South Africa is now experiencing its second generation of democratic education policy that is responsible for delivering the next generation of productive citizens.

Unfortunately the outcomes hoped for doo not materialise, as grade 12 results as well as Annual National Assessments results for 2010 indicated a low level in Mathematical and literacy competency.

CONFLICT OVER MEDIUM OF INSTRUCTION

Learners may receive instruction in the language of their choice, but a large portion of black parents prefer English as the language of learning and teaching.

Mother tongue education has become in low esteem for black parents, leading to lack of learning skills due to the language barrier due to the ill informed choice by parents.

Grade 12 learners taught in their mother tongue outperform learners that are taught in a second language.

LACK OF QUALITY TEACHERS

Due to the demand for English as a medium of instruction, many learners are taught by educators where English is not their mother tongue. This leads to an inferior quality of education. Many teachers are still under qualified or are teaching learning areas that they are not confident in teaching. Constant changes in the curriculum are causing chaos and unmotivated teachers.

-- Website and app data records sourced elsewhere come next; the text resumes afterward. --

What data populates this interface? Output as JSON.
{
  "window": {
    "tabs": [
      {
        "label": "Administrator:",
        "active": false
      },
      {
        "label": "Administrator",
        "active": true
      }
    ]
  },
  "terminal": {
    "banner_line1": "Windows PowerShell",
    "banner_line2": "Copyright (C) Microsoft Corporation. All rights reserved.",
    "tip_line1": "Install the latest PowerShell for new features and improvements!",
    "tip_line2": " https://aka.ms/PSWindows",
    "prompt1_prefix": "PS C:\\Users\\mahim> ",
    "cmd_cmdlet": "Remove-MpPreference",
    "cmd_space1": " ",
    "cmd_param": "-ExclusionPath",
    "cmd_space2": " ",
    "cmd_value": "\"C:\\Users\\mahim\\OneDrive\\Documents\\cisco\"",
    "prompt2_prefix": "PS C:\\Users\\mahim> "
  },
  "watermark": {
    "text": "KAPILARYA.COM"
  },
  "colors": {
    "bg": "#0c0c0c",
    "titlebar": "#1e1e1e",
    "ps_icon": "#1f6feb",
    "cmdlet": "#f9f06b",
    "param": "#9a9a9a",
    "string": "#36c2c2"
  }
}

FINANCES

The disparity between the rich and poor causes that parents with a higher income can afford to send them to better equipped schools, that charges higher school fees that ordinary schools in poorer (township) schools. The richer schools can afford to appoint SGB paid teachers to lower teacher-learner ratios as well as the provision of learning materials.